“A takeover of Mylan by Teva is a bad deal for consumers,” eight U.S. consumer organizations asserted in a petition to the Federal Trade Commission (FTC) demanding that it block the deal, Globes reported.
Teva has bid over $40 billion to buy generic drug rival Mylan. But Mylan has been fighting the merger for months.
In the letter to FTC chair Edith Ramirez, the peititoners lamented the trend toward consolidation in the drug industry, noting that the acquisition of Mylan by Teva would bring together the two largest manufacturers of generic drugs in the country.
“This increased consolidation has already led to higher prices and to generic drug shortages. Along with exacerbating the current drug shortages of these medications, a merger between the two largest generic manufacturers would likely eliminate more manufacturing facilities, leading to reduced production and creating other shortages of generic and specialty drugs. We call on the FTC to thoroughly investigate the merger and take steps to block it,” the letter read.
Data attached to the letter claims that 80 percent of U.S. prescriptions are for generic drugs because their prices are so much lower than branded drugs, resulting in savings of $1.5 trillion in 2004-2013. The organization adds that consolidation in the generic market has led to price rises, which have more than doubled. The letter added that many Americans simply cannot afford generic drugs.

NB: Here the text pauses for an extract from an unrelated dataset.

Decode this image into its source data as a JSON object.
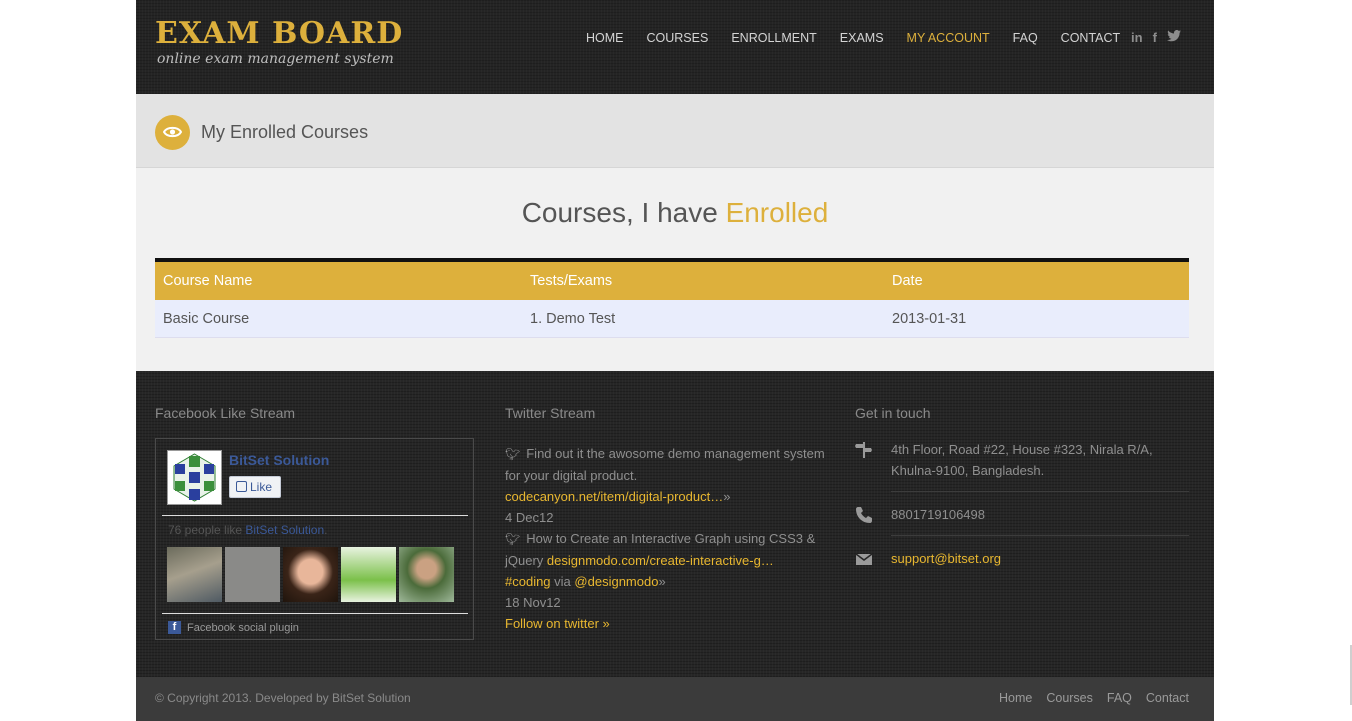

Mylan executives welcomed the opposition by consumer groups. Mylan CEO Heather Bresch said, “The letter sent by the consumer organizations further shines a spotlight on how control of the merged Teva/Mylan company would reduce competition. This transaction also would serve to eliminate the only major generics company that is not driven by significant branded business interests, thereby silencing one of the strongest advocates for the generics industry.”
Teva said in response, “A combined Teva and Mylan would create an industry-leading and dependable supplier of the broadest portfolio of high quality medicine to consumers across global markets. This combination will create a more efficient platform for the benefit of customers and consumers.”

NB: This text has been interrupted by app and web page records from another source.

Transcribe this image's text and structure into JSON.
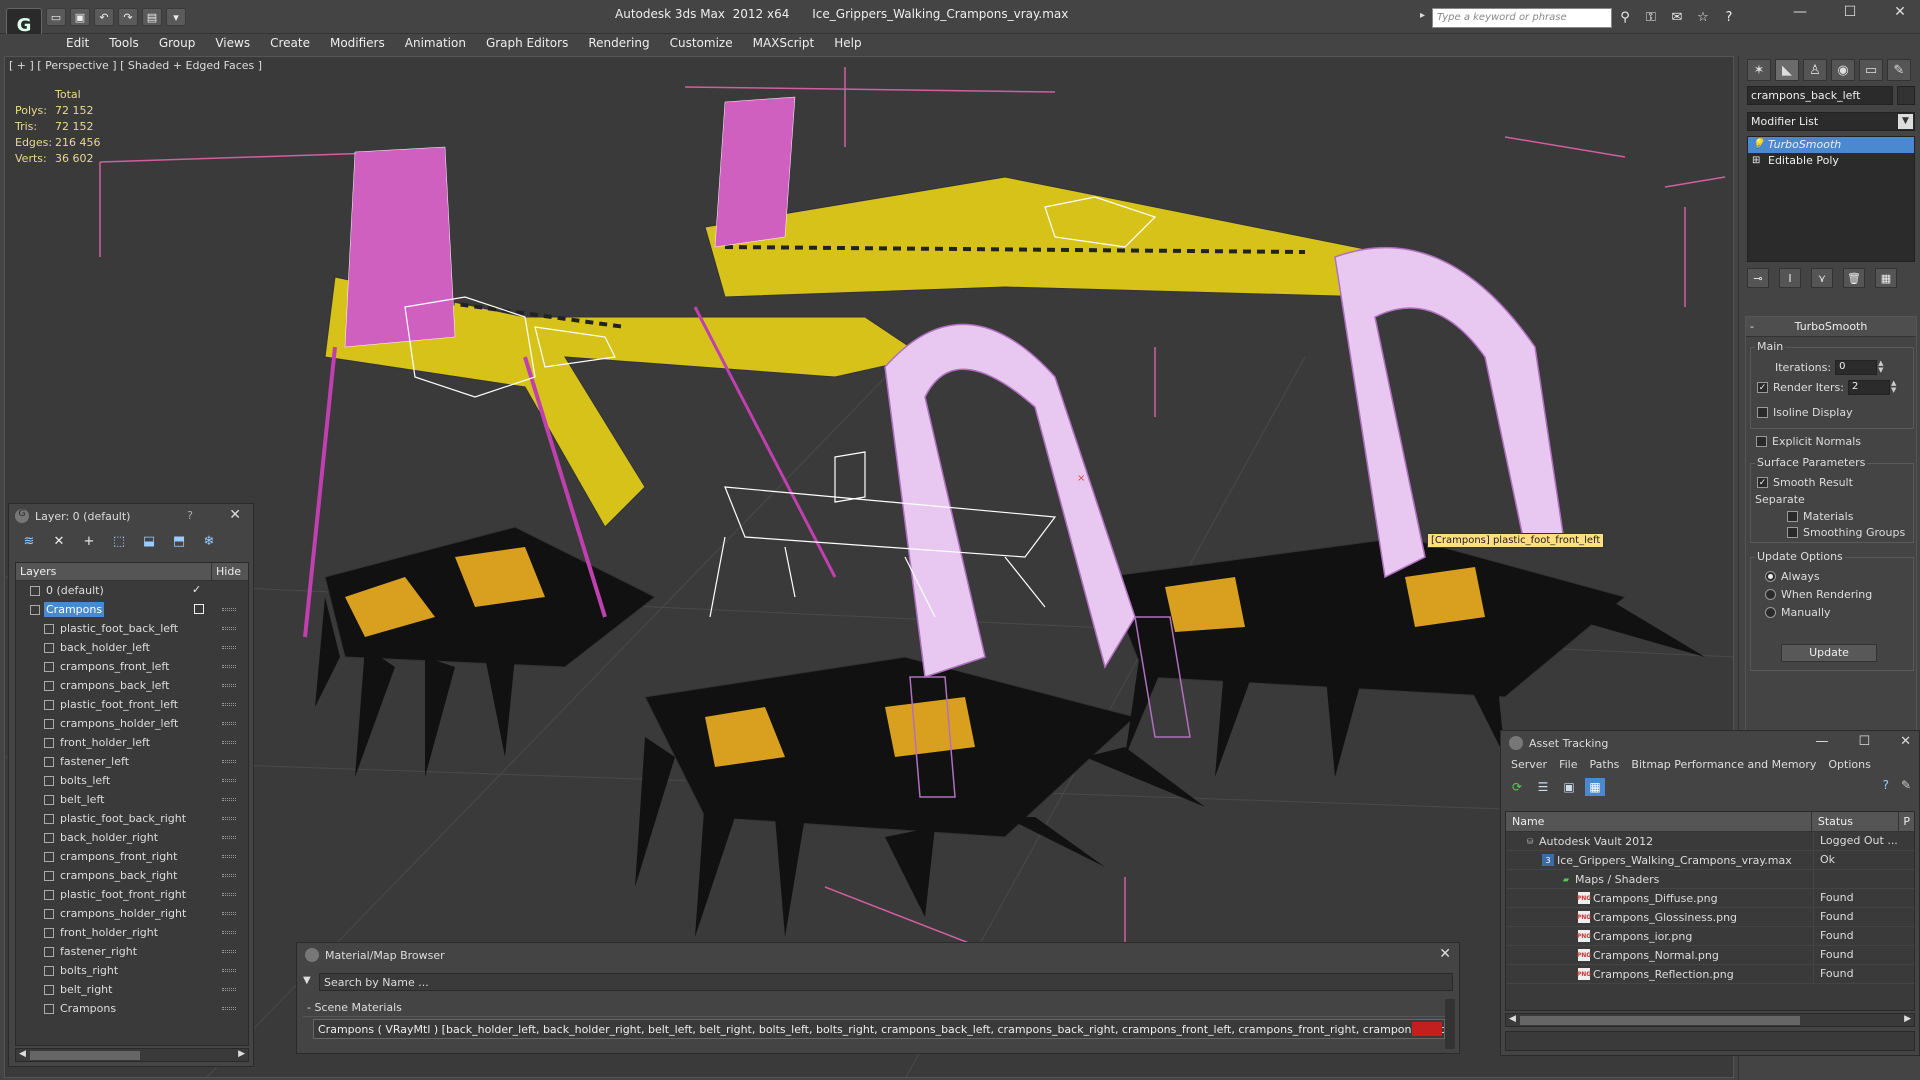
{
  "window": {
    "title": "Autodesk 3ds Max  2012 x64      Ice_Grippers_Walking_Crampons_vray.max",
    "search_placeholder": "Type a keyword or phrase"
  },
  "menu": [
    "Edit",
    "Tools",
    "Group",
    "Views",
    "Create",
    "Modifiers",
    "Animation",
    "Graph Editors",
    "Rendering",
    "Customize",
    "MAXScript",
    "Help"
  ],
  "viewport": {
    "label": "[ + ] [ Perspective ] [ Shaded + Edged Faces ]",
    "stats": {
      "header": "Total",
      "rows": [
        {
          "k": "Polys:",
          "v": "72 152"
        },
        {
          "k": "Tris:",
          "v": "72 152"
        },
        {
          "k": "Edges:",
          "v": "216 456"
        },
        {
          "k": "Verts:",
          "v": "36 602"
        }
      ]
    },
    "tooltip": "[Crampons] plastic_foot_front_left"
  },
  "command_panel": {
    "object_name": "crampons_back_left",
    "modifier_list": "Modifier List",
    "stack": [
      "TurboSmooth",
      "Editable Poly"
    ],
    "turbosmooth": {
      "title": "TurboSmooth",
      "main": "Main",
      "iterations_label": "Iterations:",
      "iterations": "0",
      "render_iters_label": "Render Iters:",
      "render_iters": "2",
      "isoline": "Isoline Display",
      "explicit": "Explicit Normals",
      "surface": "Surface Parameters",
      "smooth_result": "Smooth Result",
      "separate": "Separate",
      "materials": "Materials",
      "smoothing_groups": "Smoothing Groups",
      "update_options": "Update Options",
      "always": "Always",
      "when_rendering": "When Rendering",
      "manually": "Manually",
      "update": "Update"
    }
  },
  "layer_panel": {
    "title": "Layer: 0 (default)",
    "help": "?",
    "col_layers": "Layers",
    "col_hide": "Hide",
    "rows": [
      {
        "name": "0 (default)",
        "level": 1
      },
      {
        "name": "Crampons",
        "level": 1
      },
      {
        "name": "plastic_foot_back_left",
        "level": 2
      },
      {
        "name": "back_holder_left",
        "level": 2
      },
      {
        "name": "crampons_front_left",
        "level": 2
      },
      {
        "name": "crampons_back_left",
        "level": 2
      },
      {
        "name": "plastic_foot_front_left",
        "level": 2
      },
      {
        "name": "crampons_holder_left",
        "level": 2
      },
      {
        "name": "front_holder_left",
        "level": 2
      },
      {
        "name": "fastener_left",
        "level": 2
      },
      {
        "name": "bolts_left",
        "level": 2
      },
      {
        "name": "belt_left",
        "level": 2
      },
      {
        "name": "plastic_foot_back_right",
        "level": 2
      },
      {
        "name": "back_holder_right",
        "level": 2
      },
      {
        "name": "crampons_front_right",
        "level": 2
      },
      {
        "name": "crampons_back_right",
        "level": 2
      },
      {
        "name": "plastic_foot_front_right",
        "level": 2
      },
      {
        "name": "crampons_holder_right",
        "level": 2
      },
      {
        "name": "front_holder_right",
        "level": 2
      },
      {
        "name": "fastener_right",
        "level": 2
      },
      {
        "name": "bolts_right",
        "level": 2
      },
      {
        "name": "belt_right",
        "level": 2
      },
      {
        "name": "Crampons",
        "level": 2
      }
    ]
  },
  "material_browser": {
    "title": "Material/Map Browser",
    "search": "Search by Name ...",
    "section": "- Scene Materials",
    "item": "Crampons  ( VRayMtl ) [back_holder_left, back_holder_right, belt_left, belt_right, bolts_left, bolts_right, crampons_back_left, crampons_back_right, crampons_front_left, crampons_front_right, crampons_holder_left, cram..."
  },
  "asset_tracking": {
    "title": "Asset Tracking",
    "menu": [
      "Server",
      "File",
      "Paths",
      "Bitmap Performance and Memory",
      "Options"
    ],
    "col_name": "Name",
    "col_status": "Status",
    "col_p": "P",
    "rows": [
      {
        "name": "Autodesk Vault 2012",
        "status": "Logged Out ...",
        "icon": "vault",
        "indent": 18
      },
      {
        "name": "Ice_Grippers_Walking_Crampons_vray.max",
        "status": "Ok",
        "icon": "max",
        "indent": 36
      },
      {
        "name": "Maps / Shaders",
        "status": "",
        "icon": "folder",
        "indent": 54
      },
      {
        "name": "Crampons_Diffuse.png",
        "status": "Found",
        "icon": "png",
        "indent": 72
      },
      {
        "name": "Crampons_Glossiness.png",
        "status": "Found",
        "icon": "png",
        "indent": 72
      },
      {
        "name": "Crampons_ior.png",
        "status": "Found",
        "icon": "png",
        "indent": 72
      },
      {
        "name": "Crampons_Normal.png",
        "status": "Found",
        "icon": "png",
        "indent": 72
      },
      {
        "name": "Crampons_Reflection.png",
        "status": "Found",
        "icon": "png",
        "indent": 72
      }
    ]
  }
}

Addressing monopoly issues, Teva said it is “confident it can make any necessary divestitures to achieve antitrust clearance. Teva filed for U.S. HSR antitrust clearance several months ago and has initiated the pre-merger notification process with the European Commission”.